Kubernetes is an open-source container orchestrator used for automating the deployment and management of containerized applications. A containerised application is a stateless application that is not dependant on persistent local data storage. The lack of data persistence for containers has multiple benefits including the ability to scale and load balance between many containers of the same type.
BLAM utilises the benefits of containerisation and takes it further as individual components of the platform are themselves containerised. There are 6 key components to a BLAM deployment:
- API – is the controlling interface
- Workflow Runner – for automation and compute
- Microservice Plug-ins – for 3rd party integrations or compute and I/O intensive tasks
- User Interface – the front-end the operators work with
- Database – for application data persistence
- Storage – the media repository
Components 1, 2 and 3 are completely stateless by nature so may be independently scaled depending on the operational requirements. Coupled with Kubernetes, to manage the deployment of the containers, if a function of the platform is ‘bottlenecked’ by load or demand this may be quickly and simply alleviated by deploying additional containers to increase the overall system capacity. Load balancing occurs automatically without any impact on the operator’s user experience.
Kubernetes supports BLAM platform updates without operational downtime, essential in 24/7 business. Kubernetes does this by deploying and starting updated containers alongside existing containers before stopping the old containers. The old containers remain offline but available to re-start if the update needs to be roll-backed or the update fails/stops mid-deployment. By rolling up the update in this way, there is no observed downtime from the operator’s perspective ensuring continuous service.
It is in components 5 and 6 where the separation of concerns approach pays dividends. BLAM-3 is database and storage system agnostic. Interaction with the database layer is abstracted using Entity Framework Core meaning BLAM-3 can use a database solution appropriate to the operations scale or customer preference. Cloud provisioned database services are ideal for deployments that need to scale, and these models offer a number of other benefits such as resilience, load balancing and backup without the overhead of in-house database administration.
Storage access and interaction is managed through BLidgets and microservice based plug-ins. The platform stores customisable configuration information in the database which can then be accessed and used by BLidget and plug-ins through the SDK.

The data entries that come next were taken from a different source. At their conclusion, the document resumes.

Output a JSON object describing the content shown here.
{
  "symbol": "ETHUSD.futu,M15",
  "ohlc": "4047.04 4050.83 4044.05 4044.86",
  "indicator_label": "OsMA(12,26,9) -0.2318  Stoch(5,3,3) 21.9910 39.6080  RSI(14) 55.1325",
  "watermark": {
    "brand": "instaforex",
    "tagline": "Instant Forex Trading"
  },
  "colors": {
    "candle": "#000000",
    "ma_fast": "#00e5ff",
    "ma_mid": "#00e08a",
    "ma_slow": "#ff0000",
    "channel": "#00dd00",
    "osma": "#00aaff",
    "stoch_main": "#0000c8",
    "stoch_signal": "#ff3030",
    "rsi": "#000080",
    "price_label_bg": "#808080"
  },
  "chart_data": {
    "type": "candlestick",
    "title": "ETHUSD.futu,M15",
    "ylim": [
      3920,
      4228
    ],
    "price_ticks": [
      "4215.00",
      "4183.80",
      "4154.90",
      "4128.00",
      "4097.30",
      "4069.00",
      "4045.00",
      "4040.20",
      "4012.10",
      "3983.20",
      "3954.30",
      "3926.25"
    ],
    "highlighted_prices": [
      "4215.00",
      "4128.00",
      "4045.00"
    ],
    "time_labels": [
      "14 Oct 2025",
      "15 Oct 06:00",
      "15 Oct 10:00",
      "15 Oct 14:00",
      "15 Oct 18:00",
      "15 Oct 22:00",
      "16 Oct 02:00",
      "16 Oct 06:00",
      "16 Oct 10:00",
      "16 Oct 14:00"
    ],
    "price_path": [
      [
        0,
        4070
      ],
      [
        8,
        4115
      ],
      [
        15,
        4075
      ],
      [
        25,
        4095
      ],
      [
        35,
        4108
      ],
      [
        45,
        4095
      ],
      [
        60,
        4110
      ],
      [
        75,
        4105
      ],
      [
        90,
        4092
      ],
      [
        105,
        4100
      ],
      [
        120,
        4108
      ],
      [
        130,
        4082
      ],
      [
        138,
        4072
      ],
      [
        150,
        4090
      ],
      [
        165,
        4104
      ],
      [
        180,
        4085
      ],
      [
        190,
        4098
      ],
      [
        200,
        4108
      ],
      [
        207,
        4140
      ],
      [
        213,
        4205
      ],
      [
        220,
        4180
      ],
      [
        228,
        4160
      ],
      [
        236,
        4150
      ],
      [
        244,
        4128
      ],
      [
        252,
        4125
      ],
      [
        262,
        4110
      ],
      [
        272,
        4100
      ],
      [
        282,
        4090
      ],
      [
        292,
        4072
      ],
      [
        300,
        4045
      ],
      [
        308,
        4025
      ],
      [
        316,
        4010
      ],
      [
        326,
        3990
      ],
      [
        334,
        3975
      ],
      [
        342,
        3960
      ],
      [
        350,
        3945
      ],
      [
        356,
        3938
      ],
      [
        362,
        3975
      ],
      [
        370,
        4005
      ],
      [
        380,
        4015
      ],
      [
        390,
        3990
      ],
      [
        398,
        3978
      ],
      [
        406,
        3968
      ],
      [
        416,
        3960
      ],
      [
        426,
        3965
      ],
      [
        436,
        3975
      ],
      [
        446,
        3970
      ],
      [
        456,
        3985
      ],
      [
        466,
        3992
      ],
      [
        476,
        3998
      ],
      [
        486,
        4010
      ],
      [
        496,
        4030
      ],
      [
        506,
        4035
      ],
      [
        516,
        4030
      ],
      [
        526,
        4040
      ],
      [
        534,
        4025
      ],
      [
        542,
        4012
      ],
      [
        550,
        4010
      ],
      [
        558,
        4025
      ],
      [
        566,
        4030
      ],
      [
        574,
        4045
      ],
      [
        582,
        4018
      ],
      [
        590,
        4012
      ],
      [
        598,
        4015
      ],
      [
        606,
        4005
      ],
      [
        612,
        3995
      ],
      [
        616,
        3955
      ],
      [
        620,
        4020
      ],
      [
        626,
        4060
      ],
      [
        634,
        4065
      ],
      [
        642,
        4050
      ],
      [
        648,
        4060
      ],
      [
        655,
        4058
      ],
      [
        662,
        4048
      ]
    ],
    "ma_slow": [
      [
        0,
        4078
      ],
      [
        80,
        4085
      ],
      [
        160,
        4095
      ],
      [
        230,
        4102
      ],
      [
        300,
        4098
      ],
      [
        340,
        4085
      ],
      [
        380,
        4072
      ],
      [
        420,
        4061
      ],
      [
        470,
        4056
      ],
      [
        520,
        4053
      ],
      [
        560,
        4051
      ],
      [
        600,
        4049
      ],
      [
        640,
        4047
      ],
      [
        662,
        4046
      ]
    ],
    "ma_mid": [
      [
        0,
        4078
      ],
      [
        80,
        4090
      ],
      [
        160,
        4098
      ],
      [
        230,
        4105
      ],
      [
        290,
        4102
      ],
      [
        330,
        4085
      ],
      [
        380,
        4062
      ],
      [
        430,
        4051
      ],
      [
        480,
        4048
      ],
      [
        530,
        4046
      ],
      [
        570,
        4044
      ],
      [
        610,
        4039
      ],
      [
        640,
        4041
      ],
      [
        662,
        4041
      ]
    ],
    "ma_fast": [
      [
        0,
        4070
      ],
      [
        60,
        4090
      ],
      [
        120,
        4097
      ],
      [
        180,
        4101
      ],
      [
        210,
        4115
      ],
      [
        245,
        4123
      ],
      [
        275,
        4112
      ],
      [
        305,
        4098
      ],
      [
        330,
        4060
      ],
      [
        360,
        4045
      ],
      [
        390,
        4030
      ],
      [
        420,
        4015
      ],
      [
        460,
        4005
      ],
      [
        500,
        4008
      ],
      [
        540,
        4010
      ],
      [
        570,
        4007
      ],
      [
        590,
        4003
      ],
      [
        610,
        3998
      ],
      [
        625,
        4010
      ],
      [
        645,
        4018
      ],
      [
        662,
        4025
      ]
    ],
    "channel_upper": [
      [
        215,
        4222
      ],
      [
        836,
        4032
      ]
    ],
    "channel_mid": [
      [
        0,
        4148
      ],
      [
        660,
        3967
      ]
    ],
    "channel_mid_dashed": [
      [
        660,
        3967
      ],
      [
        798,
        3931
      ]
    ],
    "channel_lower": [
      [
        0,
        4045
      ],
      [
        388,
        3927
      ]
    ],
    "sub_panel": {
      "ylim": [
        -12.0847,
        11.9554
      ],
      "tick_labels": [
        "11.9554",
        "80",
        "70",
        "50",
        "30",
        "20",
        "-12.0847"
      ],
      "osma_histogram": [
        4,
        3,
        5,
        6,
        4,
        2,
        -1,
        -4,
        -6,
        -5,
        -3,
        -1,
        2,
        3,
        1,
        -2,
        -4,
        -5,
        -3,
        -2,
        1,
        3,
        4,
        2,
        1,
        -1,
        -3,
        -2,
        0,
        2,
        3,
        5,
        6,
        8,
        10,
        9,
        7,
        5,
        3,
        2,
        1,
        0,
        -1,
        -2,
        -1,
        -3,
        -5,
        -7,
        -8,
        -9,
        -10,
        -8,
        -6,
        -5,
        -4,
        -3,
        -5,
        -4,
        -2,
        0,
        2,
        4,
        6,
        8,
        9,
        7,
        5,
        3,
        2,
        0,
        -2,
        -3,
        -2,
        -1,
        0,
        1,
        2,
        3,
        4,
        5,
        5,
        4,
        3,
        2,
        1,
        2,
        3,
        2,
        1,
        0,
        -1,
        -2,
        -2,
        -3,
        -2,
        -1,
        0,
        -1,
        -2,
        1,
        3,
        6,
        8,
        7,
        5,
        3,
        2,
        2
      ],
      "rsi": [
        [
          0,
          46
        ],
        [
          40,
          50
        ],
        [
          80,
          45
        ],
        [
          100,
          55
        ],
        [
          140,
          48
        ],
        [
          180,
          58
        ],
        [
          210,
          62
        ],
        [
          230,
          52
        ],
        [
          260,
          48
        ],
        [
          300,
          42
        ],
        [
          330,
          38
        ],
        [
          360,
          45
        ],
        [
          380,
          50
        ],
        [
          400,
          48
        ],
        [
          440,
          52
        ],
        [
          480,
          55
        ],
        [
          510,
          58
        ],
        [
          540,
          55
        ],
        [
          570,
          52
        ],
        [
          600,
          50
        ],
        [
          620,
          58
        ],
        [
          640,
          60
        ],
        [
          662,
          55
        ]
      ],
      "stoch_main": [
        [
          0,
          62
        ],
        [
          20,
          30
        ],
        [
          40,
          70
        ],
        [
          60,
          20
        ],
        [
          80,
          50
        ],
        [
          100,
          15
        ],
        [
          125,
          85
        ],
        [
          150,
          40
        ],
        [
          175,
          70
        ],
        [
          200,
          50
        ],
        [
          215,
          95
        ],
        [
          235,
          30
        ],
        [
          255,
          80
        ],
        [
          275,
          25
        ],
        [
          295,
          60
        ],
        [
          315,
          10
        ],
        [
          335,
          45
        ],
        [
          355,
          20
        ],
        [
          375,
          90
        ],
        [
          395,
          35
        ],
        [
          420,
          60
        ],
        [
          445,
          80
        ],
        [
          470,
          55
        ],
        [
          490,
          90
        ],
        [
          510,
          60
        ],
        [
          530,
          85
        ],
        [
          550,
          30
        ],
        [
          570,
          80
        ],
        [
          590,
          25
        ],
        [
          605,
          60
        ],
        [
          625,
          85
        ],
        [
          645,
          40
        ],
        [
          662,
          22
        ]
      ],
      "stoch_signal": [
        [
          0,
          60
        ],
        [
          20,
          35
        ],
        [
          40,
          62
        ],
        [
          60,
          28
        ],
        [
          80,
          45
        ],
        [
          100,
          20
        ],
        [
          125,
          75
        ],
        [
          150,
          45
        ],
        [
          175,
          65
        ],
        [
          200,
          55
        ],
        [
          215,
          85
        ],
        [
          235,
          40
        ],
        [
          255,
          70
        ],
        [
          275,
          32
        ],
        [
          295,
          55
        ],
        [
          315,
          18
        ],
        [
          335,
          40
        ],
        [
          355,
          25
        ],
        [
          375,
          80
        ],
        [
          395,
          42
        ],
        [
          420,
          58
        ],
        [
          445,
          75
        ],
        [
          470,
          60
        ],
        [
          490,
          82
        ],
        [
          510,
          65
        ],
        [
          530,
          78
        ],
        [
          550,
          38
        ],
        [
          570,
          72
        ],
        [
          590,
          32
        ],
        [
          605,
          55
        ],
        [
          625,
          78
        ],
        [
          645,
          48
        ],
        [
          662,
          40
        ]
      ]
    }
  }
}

BLAM has been designed from outset with a focus on scalability. By discretizing services and compute from the data layer into containers and leveraging the load-balancing and management offered by Kubernetes, BLAM provides operationally continuous service but is truly configurable and readily maintainable.